Arab SummitSeveral leaders have already arrived in Kuwait for the two-day Arab League summit, which begins on Tuesday, including the Egyptian interim prime minister, the Yemeni president and the head of Libya’s General National Congress.
Nothing new is expected to come out from the summit in which the Syrian conflict would take center stage and the regional rift over Egypt’s Muslim Brotherhood would be kept off the agenda.
The dispute which broke out in the runup to the summit pits Qatar against Egypt, Saudi Arabia, Bahrain and the United Arab Emirates. Egyptian Foreign Minister Nabil Fahmi told reporters it was not possible to forge a compromise with Qatar during the summit because “the wound is too deep.”

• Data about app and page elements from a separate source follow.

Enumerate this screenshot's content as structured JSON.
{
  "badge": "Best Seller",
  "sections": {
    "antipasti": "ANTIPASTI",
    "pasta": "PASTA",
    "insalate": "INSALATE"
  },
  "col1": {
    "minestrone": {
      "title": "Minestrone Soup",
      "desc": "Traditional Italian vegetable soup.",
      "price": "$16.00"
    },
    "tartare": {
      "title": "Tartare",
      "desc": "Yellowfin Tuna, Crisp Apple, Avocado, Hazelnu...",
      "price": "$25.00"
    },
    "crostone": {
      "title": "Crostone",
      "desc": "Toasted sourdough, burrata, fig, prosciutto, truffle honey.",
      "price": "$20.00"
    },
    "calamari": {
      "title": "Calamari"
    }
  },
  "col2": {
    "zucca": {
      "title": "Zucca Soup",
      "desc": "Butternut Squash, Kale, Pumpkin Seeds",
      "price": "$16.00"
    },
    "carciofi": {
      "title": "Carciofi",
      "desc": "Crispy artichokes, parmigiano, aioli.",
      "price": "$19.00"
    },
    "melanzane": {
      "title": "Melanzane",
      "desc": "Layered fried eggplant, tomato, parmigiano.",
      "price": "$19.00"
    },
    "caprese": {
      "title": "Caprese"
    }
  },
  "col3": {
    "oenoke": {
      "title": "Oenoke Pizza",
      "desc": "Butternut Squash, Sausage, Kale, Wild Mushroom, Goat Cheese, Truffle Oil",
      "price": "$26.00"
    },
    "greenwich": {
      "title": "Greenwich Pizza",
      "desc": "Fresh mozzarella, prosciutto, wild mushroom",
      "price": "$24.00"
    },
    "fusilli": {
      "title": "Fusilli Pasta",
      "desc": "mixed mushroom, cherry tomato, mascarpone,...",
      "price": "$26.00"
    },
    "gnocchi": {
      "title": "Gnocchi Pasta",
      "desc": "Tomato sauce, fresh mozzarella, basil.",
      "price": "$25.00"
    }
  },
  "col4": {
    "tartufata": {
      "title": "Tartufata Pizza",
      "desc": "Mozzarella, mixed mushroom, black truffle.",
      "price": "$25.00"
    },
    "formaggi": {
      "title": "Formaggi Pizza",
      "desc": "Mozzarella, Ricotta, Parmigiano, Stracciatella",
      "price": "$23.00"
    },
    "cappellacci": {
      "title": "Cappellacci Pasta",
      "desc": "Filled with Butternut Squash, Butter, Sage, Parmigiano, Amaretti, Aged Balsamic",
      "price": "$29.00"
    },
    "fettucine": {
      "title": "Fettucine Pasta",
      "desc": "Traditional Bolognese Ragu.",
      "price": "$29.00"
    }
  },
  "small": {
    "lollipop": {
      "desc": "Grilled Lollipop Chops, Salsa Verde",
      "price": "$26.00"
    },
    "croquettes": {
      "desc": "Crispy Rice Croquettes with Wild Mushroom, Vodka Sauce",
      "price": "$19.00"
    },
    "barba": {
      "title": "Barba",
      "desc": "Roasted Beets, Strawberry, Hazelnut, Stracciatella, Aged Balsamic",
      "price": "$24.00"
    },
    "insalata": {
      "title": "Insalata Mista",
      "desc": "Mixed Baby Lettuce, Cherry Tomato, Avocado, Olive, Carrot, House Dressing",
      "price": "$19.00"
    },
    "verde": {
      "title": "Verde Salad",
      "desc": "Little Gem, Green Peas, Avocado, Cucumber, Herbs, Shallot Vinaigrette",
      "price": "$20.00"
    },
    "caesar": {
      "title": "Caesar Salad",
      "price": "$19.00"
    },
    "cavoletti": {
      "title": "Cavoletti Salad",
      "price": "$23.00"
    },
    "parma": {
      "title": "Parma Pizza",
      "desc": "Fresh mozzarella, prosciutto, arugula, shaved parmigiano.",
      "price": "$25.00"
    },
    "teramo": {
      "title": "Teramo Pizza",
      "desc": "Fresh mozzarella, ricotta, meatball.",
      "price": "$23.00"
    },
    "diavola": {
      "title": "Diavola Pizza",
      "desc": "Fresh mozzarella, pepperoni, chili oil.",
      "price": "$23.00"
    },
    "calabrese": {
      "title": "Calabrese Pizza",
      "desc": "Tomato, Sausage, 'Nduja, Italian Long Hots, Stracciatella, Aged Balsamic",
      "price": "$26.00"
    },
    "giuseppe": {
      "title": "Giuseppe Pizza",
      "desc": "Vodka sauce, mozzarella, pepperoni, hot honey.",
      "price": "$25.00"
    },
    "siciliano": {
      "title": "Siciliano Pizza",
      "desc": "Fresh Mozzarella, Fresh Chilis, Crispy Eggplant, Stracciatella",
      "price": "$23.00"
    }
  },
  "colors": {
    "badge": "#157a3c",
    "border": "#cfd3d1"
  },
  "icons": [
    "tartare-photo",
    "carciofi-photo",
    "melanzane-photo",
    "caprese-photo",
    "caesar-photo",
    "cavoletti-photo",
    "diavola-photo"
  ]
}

Kuwait’s foreign ministry undersecretary Khaled al-Jarallah also said the dispute between Qatar and its neighbors would “be resolved within the Gulf house”, not at the Arab summit.

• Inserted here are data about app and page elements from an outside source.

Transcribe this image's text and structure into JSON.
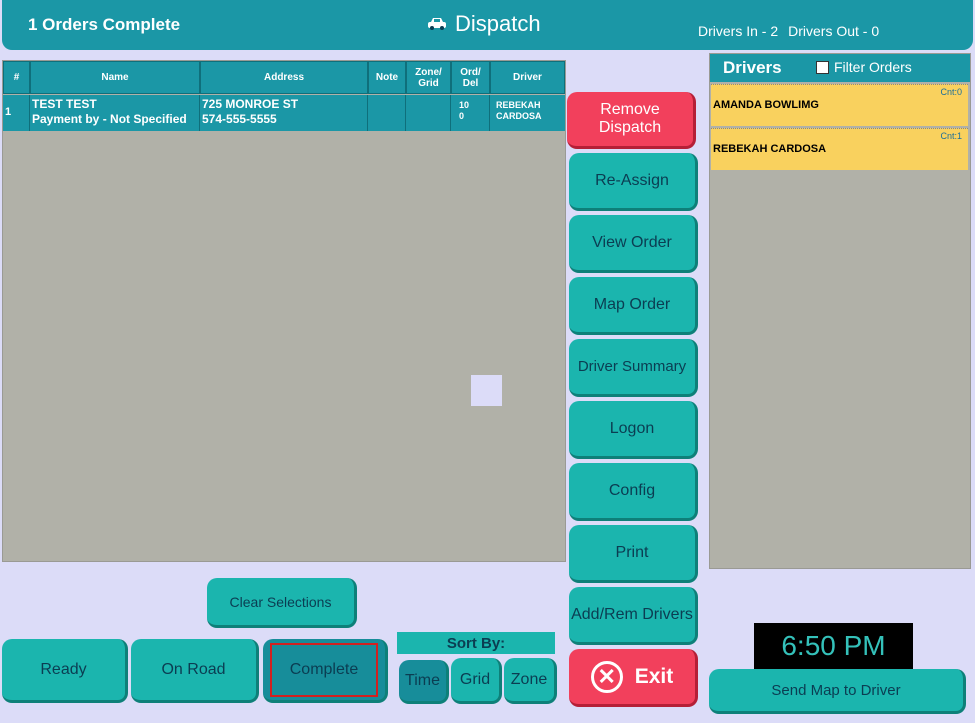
{
  "header": {
    "orders_complete": "1 Orders Complete",
    "title": "Dispatch",
    "drivers_in": "Drivers In - 2",
    "drivers_out": "Drivers Out - 0"
  },
  "orders_table": {
    "columns": [
      "#",
      "Name",
      "Address",
      "Note",
      "Zone/ Grid",
      "Ord/ Del",
      "Driver"
    ],
    "rows": [
      {
        "num": "1",
        "name_line1": "TEST TEST",
        "name_line2": "Payment by - Not Specified",
        "address_line1": "725 MONROE ST",
        "address_line2": "574-555-5555",
        "note": "",
        "zone": "",
        "ord_del_line1": "10",
        "ord_del_line2": "0",
        "driver_line1": "REBEKAH",
        "driver_line2": "CARDOSA"
      }
    ]
  },
  "actions": {
    "remove_dispatch": "Remove Dispatch",
    "reassign": "Re-Assign",
    "view_order": "View Order",
    "map_order": "Map Order",
    "driver_summary": "Driver Summary",
    "logon": "Logon",
    "config": "Config",
    "print": "Print",
    "add_rem_drivers": "Add/Rem Drivers",
    "exit": "Exit"
  },
  "drivers_panel": {
    "title": "Drivers",
    "filter_label": "Filter Orders",
    "drivers": [
      {
        "name": "AMANDA BOWLIMG",
        "count": "Cnt:0"
      },
      {
        "name": "REBEKAH  CARDOSA",
        "count": "Cnt:1"
      }
    ]
  },
  "bottom": {
    "clear_selections": "Clear Selections",
    "ready": "Ready",
    "on_road": "On Road",
    "complete": "Complete",
    "sort_by": "Sort By:",
    "sort_time": "Time",
    "sort_grid": "Grid",
    "sort_zone": "Zone",
    "clock": "6:50 PM",
    "send_map": "Send Map to Driver"
  },
  "colors": {
    "teal_header": "#1b97a6",
    "teal_button": "#1bb5ae",
    "red_button": "#f2405c",
    "driver_card": "#f9d15e",
    "selected_outline": "#d22020"
  },
  "icons": {
    "title_icon": "car-icon",
    "exit_icon": "close-circle-icon"
  }
}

The issue of disputes between Arab countries was not even raised at the ministerial meeting on Sunday, said Iraqi Foreign Minister Hoshyar Zebari. “There were no controversial issues or problems, and the atmosphere was very positive,” he said.

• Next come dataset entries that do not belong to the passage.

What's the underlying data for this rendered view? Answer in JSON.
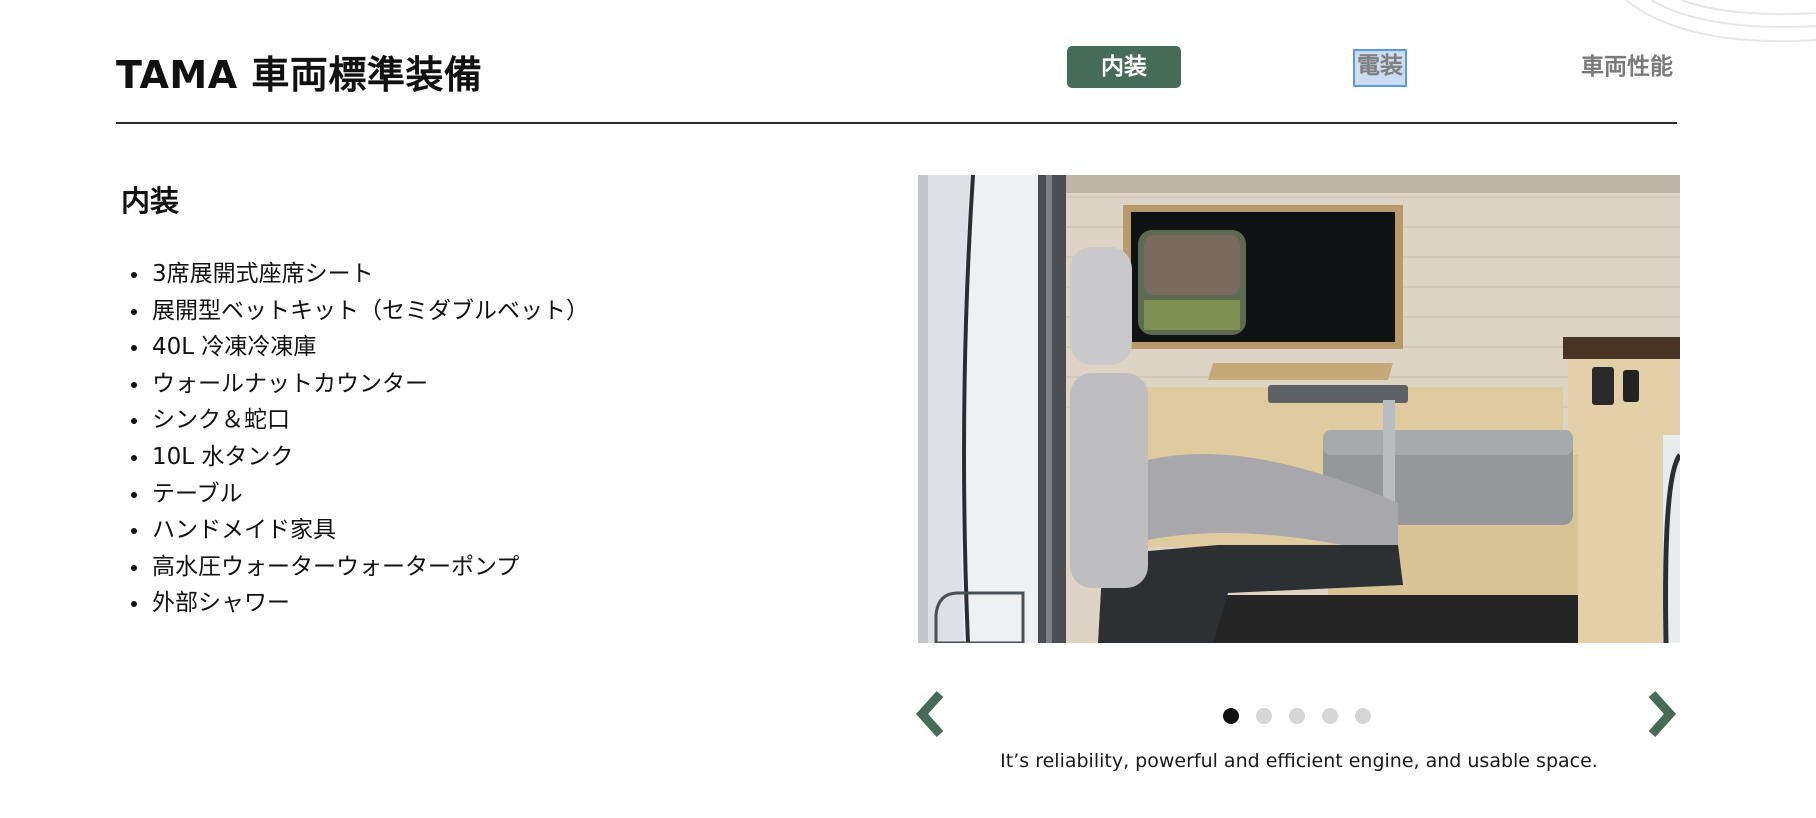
{
  "header": {
    "title": "TAMA 車両標準装備",
    "tabs": [
      {
        "label": "内装",
        "state": "active"
      },
      {
        "label": "電装",
        "state": "focused"
      },
      {
        "label": "車両性能",
        "state": "default"
      }
    ]
  },
  "section": {
    "heading": "内装",
    "items": [
      "3席展開式座席シート",
      "展開型ベットキット（セミダブルベット）",
      "40L 冷凍冷凍庫",
      "ウォールナットカウンター",
      "シンク＆蛇口",
      "10L 水タンク",
      "テーブル",
      "ハンドメイド家具",
      "高水圧ウォーターウォーターポンプ",
      "外部シャワー"
    ]
  },
  "carousel": {
    "slide_count": 5,
    "active_slide": 1,
    "caption": "It’s reliability, powerful and efficient engine, and usable space.",
    "prev_icon": "chevron-left-icon",
    "next_icon": "chevron-right-icon"
  },
  "colors": {
    "accent": "#466b58",
    "dot_active": "#111111",
    "dot_inactive": "#d6d6d6",
    "focus_outline": "#5b9be0"
  }
}
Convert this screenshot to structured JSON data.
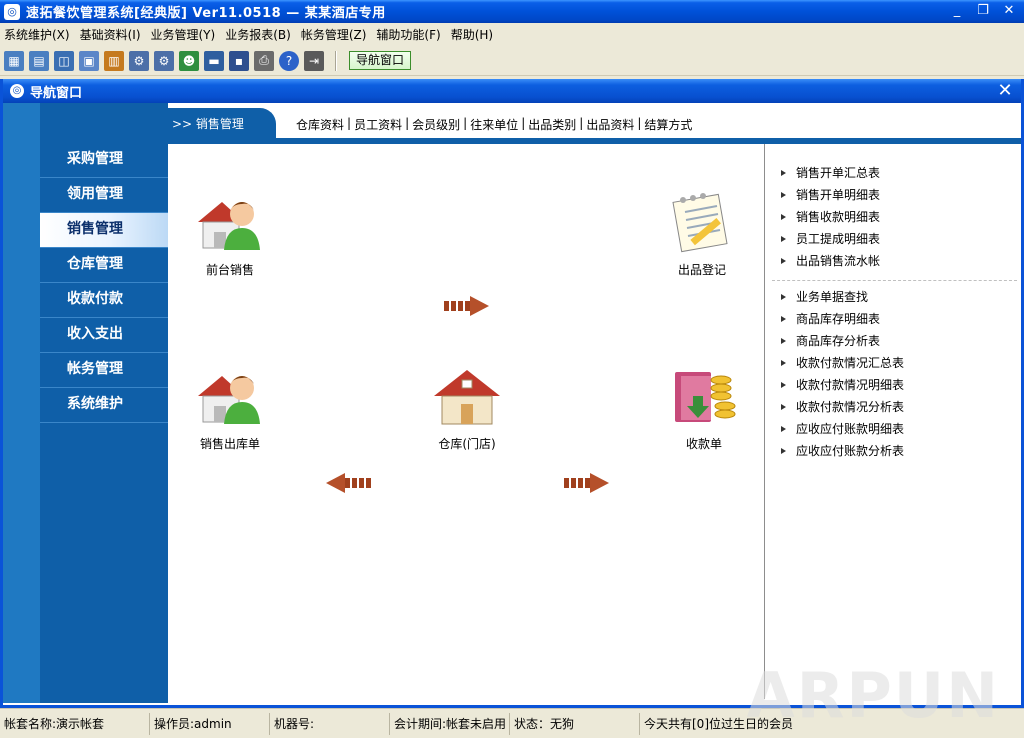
{
  "window": {
    "title": "速拓餐饮管理系统[经典版] Ver11.0518 — 某某酒店专用",
    "minimize": "_",
    "restore": "❐",
    "close": "✕"
  },
  "menu": [
    "系统维护(X)",
    "基础资料(I)",
    "业务管理(Y)",
    "业务报表(B)",
    "帐务管理(Z)",
    "辅助功能(F)",
    "帮助(H)"
  ],
  "toolbar": {
    "icons": [
      {
        "name": "grid-icon",
        "glyph": "▦",
        "color": "#4a7fc1"
      },
      {
        "name": "list-icon",
        "glyph": "▤",
        "color": "#4a7fc1"
      },
      {
        "name": "windows-icon",
        "glyph": "◫",
        "color": "#3a6fb3"
      },
      {
        "name": "form-icon",
        "glyph": "▣",
        "color": "#5b86c8"
      },
      {
        "name": "chart-icon",
        "glyph": "▥",
        "color": "#c57a1e"
      },
      {
        "name": "gear-icon",
        "glyph": "⚙",
        "color": "#4c6fa8"
      },
      {
        "name": "settings-icon",
        "glyph": "⚙",
        "color": "#4c6fa8"
      },
      {
        "name": "users-icon",
        "glyph": "☻",
        "color": "#2f8f3f"
      },
      {
        "name": "panel-icon",
        "glyph": "▬",
        "color": "#2f5f9f"
      },
      {
        "name": "save-icon",
        "glyph": "▪",
        "color": "#2e4f8f"
      },
      {
        "name": "print-icon",
        "glyph": "⎙",
        "color": "#6b6b6b"
      },
      {
        "name": "help-icon",
        "glyph": "?",
        "color": "#2c62c9"
      },
      {
        "name": "exit-icon",
        "glyph": "⇥",
        "color": "#5a5a5a"
      }
    ],
    "nav_window_label": "导航窗口"
  },
  "child_window": {
    "title": "导航窗口",
    "close": "✕"
  },
  "sidebar": {
    "items": [
      {
        "label": "采购管理",
        "active": false
      },
      {
        "label": "领用管理",
        "active": false
      },
      {
        "label": "销售管理",
        "active": true
      },
      {
        "label": "仓库管理",
        "active": false
      },
      {
        "label": "收款付款",
        "active": false
      },
      {
        "label": "收入支出",
        "active": false
      },
      {
        "label": "帐务管理",
        "active": false
      },
      {
        "label": "系统维护",
        "active": false
      }
    ]
  },
  "tabbar": {
    "active_label": ">> 销售管理",
    "links": [
      "仓库资料",
      "员工资料",
      "会员级别",
      "往来单位",
      "出品类别",
      "出品资料",
      "结算方式"
    ],
    "separator": "|"
  },
  "flow": {
    "front_sales": "前台销售",
    "product_register": "出品登记",
    "sales_outbound": "销售出库单",
    "warehouse": "仓库(门店)",
    "receipt": "收款单"
  },
  "reports": {
    "group1": [
      "销售开单汇总表",
      "销售开单明细表",
      "销售收款明细表",
      "员工提成明细表",
      "出品销售流水帐"
    ],
    "group2": [
      "业务单据查找",
      "商品库存明细表",
      "商品库存分析表",
      "收款付款情况汇总表",
      "收款付款情况明细表",
      "收款付款情况分析表",
      "应收应付账款明细表",
      "应收应付账款分析表"
    ]
  },
  "statusbar": {
    "account": "帐套名称:演示帐套",
    "operator": "操作员:admin",
    "machine": "机器号:",
    "period": "会计期间:帐套未启用",
    "status": "状态：无狗",
    "birthday": "今天共有[0]位过生日的会员",
    "watermark": "ARPUN"
  }
}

Saudi Arabia, the UAE and Bahrain have recalled their ambassadors from fellow Gulf Cooperation Council member Qatar in protest at Doha’s perceived support for the Muslim Brotherhood, branded a terrorist organization by Cairo and Riyadh.
With the focus on Syria, its opposition National Coalition (NC) head Ahmad al-Jarba is due to address Arab leaders at the opening session. But the NC will not fill Syria’s vacant seat — which it was allocated at the last Arab summit held in Doha in 2013 — because it has yet to meet the legal requirements, said Arab League chief Nabil al-Arabi.
The UN-Arab League mediator on Syria, Lakhdar Brahimi, will also brief leaders of the 22-member League on the dim prospects of a political settlement after the failure of two rounds of Geneva peace talks. He said Monday that a further round of peace talks between the Syrian regime and the opposition was “out of the question for the time being”.
Arab foreign ministers at a preparatory meeting on Sunday urged the UN Security Council to pass a resolution under Chapter 7, which threatens the use of force.
The rift among Arab countries has apparently affected the level of representation at the summit, which is being held in Kuwait for the first time. 13 heads of state had confirmed their attendance, with low-profile representation from Kuwait’s Gulf partners.
The UAE is sending the ruler of the small emirate of Fujairah. Saudi Arabia’s ailing King Abdullah will be represented by Crown Prince Salman bin Abdulaziz. Oman is dispatching his special envoy, while Bahrain is sending the crown prince, Salman bin Hamad Al-Khalifa.
Apart from Kuwait, only Qatar among the Gulf states is being represented at the level of head of state.
Summit to Reject Recognizing “Israel”
On the Palestinian issue, Arab leaders are expected to call for $100 million in monthly aid for the Palestinian Authority and to reject recognition of “Israel” as a Jewish state.
The summit stresses a “categorical rejection” of the demand for recognition of Israel as a Jewish state, according to a draft statement endorsed by foreign ministers. The statement also rejects “all pressures exerted on the Palestinian leadership” to force it into agreeing.
Palestinian leader Mahmud Abbas, fresh from talks with US President Barack Obama in Washington last week, is to brief his Arab counterparts.